Like many things in life, the pelvic floor is something you often don’t give a second thought about until something goes wrong. What’s more, unless a health professional has spoken to you about the pelvic floor or a friend or family member has brought it up in conversation, there’s a good chance you have very little knowledge about what the pelvic floor is and why it is so important. If this is you – you are most certainly not alone. After all, we know it is much more difficult to bring up a problem with your pelvic floor in casual conversation than your sore knee or the pain in your neck. However, if we all knew a bit more about the pelvic floor, it would be much easier to understand how and when to seek help.
So what is the pelvic floor?
The pelvic floor is the ‘floor’ of the pelvis, made up of muscle and fascia (thick connective tissue). There are two layers of pelvic floor muscle; superficial and deep. The superficial layer we can see from the outside, but the deep layer is hidden inside and connects from the front of the pelvis (pubic bone) to the tailbone (coccyx).

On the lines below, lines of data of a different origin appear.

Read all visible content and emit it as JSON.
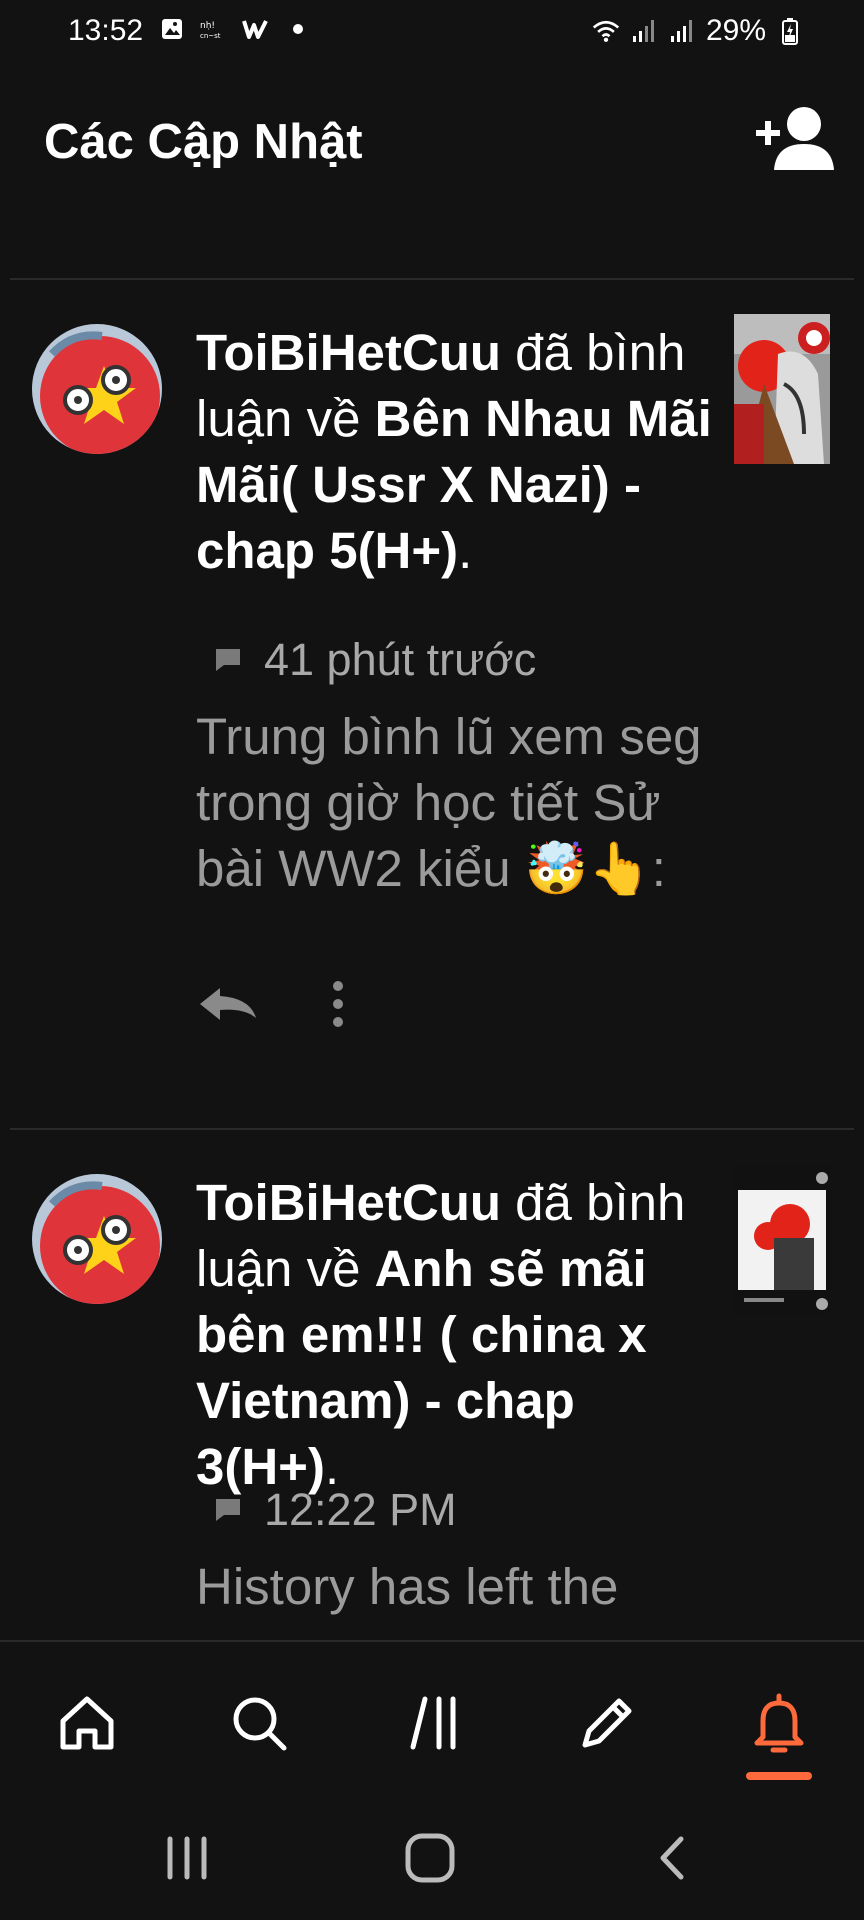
{
  "status_bar": {
    "time": "13:52",
    "battery": "29%",
    "icons": [
      "gallery-icon",
      "app-logo-icon",
      "wattpad-icon",
      "dot-icon",
      "wifi-icon",
      "signal-icon",
      "signal-icon",
      "battery-charging-icon"
    ]
  },
  "header": {
    "title": "Các Cập Nhật",
    "action_icon": "add-user-icon"
  },
  "notifications": [
    {
      "user": "ToiBiHetCuu",
      "action_text": " đã bình luận về ",
      "story": "Bên Nhau Mãi Mãi( Ussr X Nazi) - chap 5(H+)",
      "end": ".",
      "time": "41 phút trước",
      "comment": "Trung bình lũ xem seg trong giờ học tiết Sử bài WW2 kiểu 🤯👆:",
      "icon": "comment-icon"
    },
    {
      "user": "ToiBiHetCuu",
      "action_text": " đã bình luận về ",
      "story": "Anh sẽ mãi bên em!!! ( china x Vietnam) - chap 3(H+)",
      "end": ".",
      "time": "12:22 PM",
      "comment": "History has left the",
      "icon": "comment-icon"
    }
  ],
  "bottom_nav": {
    "items": [
      "home-icon",
      "search-icon",
      "library-icon",
      "write-icon",
      "notifications-bell-icon"
    ],
    "active": "notifications-bell-icon",
    "active_color": "#ff6a3c"
  },
  "system_nav": [
    "recent-apps-icon",
    "home-button-icon",
    "back-icon"
  ]
}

Sitting on top of the pelvic floor is the bladder, uterus and bowel, the pelvic floor not only provides support to these organs but assists in the bladder and bowel control. When the pelvic floor relaxes, it allows you to pass urine and faeces; and when it contracts, it enables you to delay going to the toilet. The pelvic floor also plays a role in sexual function. Having control of your pelvic floor muscles can assist in achieving pain-free sexual intercourse.

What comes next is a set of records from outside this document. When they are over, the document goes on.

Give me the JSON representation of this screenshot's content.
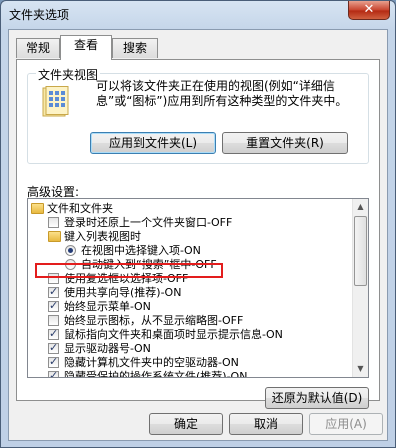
{
  "window": {
    "title": "文件夹选项",
    "close_glyph": "✕"
  },
  "tabs": [
    {
      "label": "常规",
      "active": false
    },
    {
      "label": "查看",
      "active": true
    },
    {
      "label": "搜索",
      "active": false
    }
  ],
  "folder_views": {
    "group_title": "文件夹视图",
    "icon": "folder-view-icon",
    "description": "可以将该文件夹正在使用的视图(例如“详细信息”或“图标”)应用到所有这种类型的文件夹中。",
    "apply_button": "应用到文件夹(L)",
    "reset_button": "重置文件夹(R)"
  },
  "advanced": {
    "label": "高级设置:",
    "items": [
      {
        "kind": "folder",
        "level": 0,
        "label": "文件和文件夹"
      },
      {
        "kind": "checkbox",
        "level": 1,
        "checked": false,
        "label": "登录时还原上一个文件夹窗口-OFF"
      },
      {
        "kind": "folder",
        "level": 1,
        "label": "键入列表视图时"
      },
      {
        "kind": "radio",
        "level": 2,
        "checked": true,
        "label": "在视图中选择键入项-ON"
      },
      {
        "kind": "radio",
        "level": 2,
        "checked": false,
        "label": "自动键入到“搜索”框中-OFF"
      },
      {
        "kind": "checkbox",
        "level": 1,
        "checked": false,
        "label": "使用复选框以选择项-OFF"
      },
      {
        "kind": "checkbox",
        "level": 1,
        "checked": true,
        "label": "使用共享向导(推荐)-ON"
      },
      {
        "kind": "checkbox",
        "level": 1,
        "checked": true,
        "label": "始终显示菜单-ON"
      },
      {
        "kind": "checkbox",
        "level": 1,
        "checked": false,
        "label": "始终显示图标，从不显示缩略图-OFF"
      },
      {
        "kind": "checkbox",
        "level": 1,
        "checked": true,
        "label": "鼠标指向文件夹和桌面项时显示提示信息-ON"
      },
      {
        "kind": "checkbox",
        "level": 1,
        "checked": true,
        "label": "显示驱动器号-ON"
      },
      {
        "kind": "checkbox",
        "level": 1,
        "checked": true,
        "label": "隐藏计算机文件夹中的空驱动器-ON"
      },
      {
        "kind": "checkbox",
        "level": 1,
        "checked": true,
        "label": "隐藏受保护的操作系统文件(推荐)-ON"
      }
    ],
    "restore_button": "还原为默认值(D)"
  },
  "footer": {
    "ok": "确定",
    "cancel": "取消",
    "apply": "应用(A)"
  },
  "colors": {
    "highlight": "#e31d1d",
    "title_bg": "#c4d5e9"
  }
}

Why is it important?
I like to describe the pelvic floor as similar to a hammock. When your hammock is new, you lie in it, and it feels so comfortable and supportive. As time goes on, however, your hammock might start to stretch. When you lie in it, you feel the support is weakening, and you’re getting closer to the floor. If you were to leave your hammock out in the weather, or maybe if you’ve torn a section of your hammock, you would find you lose support more quickly. If you jumped up and down on your hammock or added an extra 15kg of bricks to the hammock, you would probably find that the hammock would droop even further.
Just like the hammock can lose support, so too can the pelvic floor. It can happen ever so gradually over time that often women don’t notice a problem until years or even decades later. However, for some women, it can happen more quickly, especially if there are risk factors present. We know that certain things put extra strain on the pelvic floor. Damage (including tears) during childbirth, regular straining (e.g. constipation), repetitive (unopposed) downward forces and increased body mass can all lead to weakening of the pelvic floor.

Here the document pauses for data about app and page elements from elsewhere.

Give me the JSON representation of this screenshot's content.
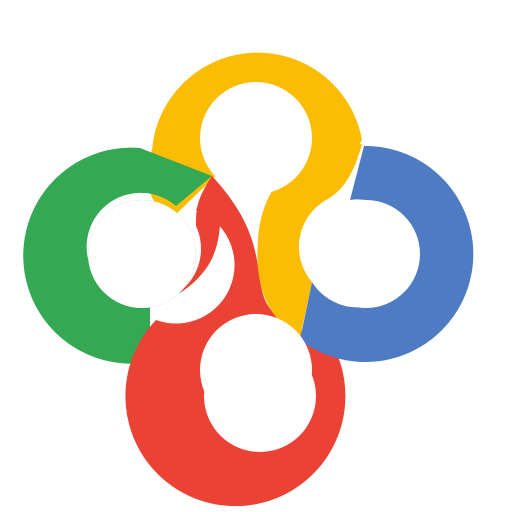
{
  "logo": {
    "icon": "four-color-interlocking-rings-logo",
    "colors": {
      "yellow": "#FBBC04",
      "green": "#34A853",
      "red": "#EA4335",
      "blue": "#4F7BC2",
      "background": "#FFFFFF"
    }
  }
}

What happens when the pelvic floor is damaged or weak?
If you were to put a marble anywhere on our droopy hammock, you would find it always ends up rolling towards the middle. Looking at the pelvic organs, the same rules of gravity apply, which can develop into a condition called pelvic organ prolapse.
Pelvic organ prolapse occurs in one of three ways:
- The bladder slips back and down into the vagina (cystocele or anterior vaginal wall prolapse).
- The uterus slips straight down into the vagina (uterine prolapse).
- The bowel slips forward and down into the vagina (rectocele or posterior vaginal wall prolapse)
The most common complaint of pelvic organ prolapse is low back pain that is worse towards the end of the day or after more activity, and is better at the start of the day or when you are lying down. Women may also complain of vaginal heaviness or dragging, pain with sex or issues with bladder and bowel control issues. The important thing to remember is that there are things you can do, including simple lifestyle changes and exercises to help maintain your pelvic floor. If in doubt, a physiotherapist trained in pelvic floor issues can be extremely helpful!
What should I do to look after my pelvic floor?
- Pelvic floor exercises (available on the Femma platform)
- The knack (available on the Femma platform)
- Maintain a healthy weight
- Avoid constipation and straining
- Avoid bearing down or holding your breath during exercise
- Use of a vaginal pessary (in cases of symptomatic POP)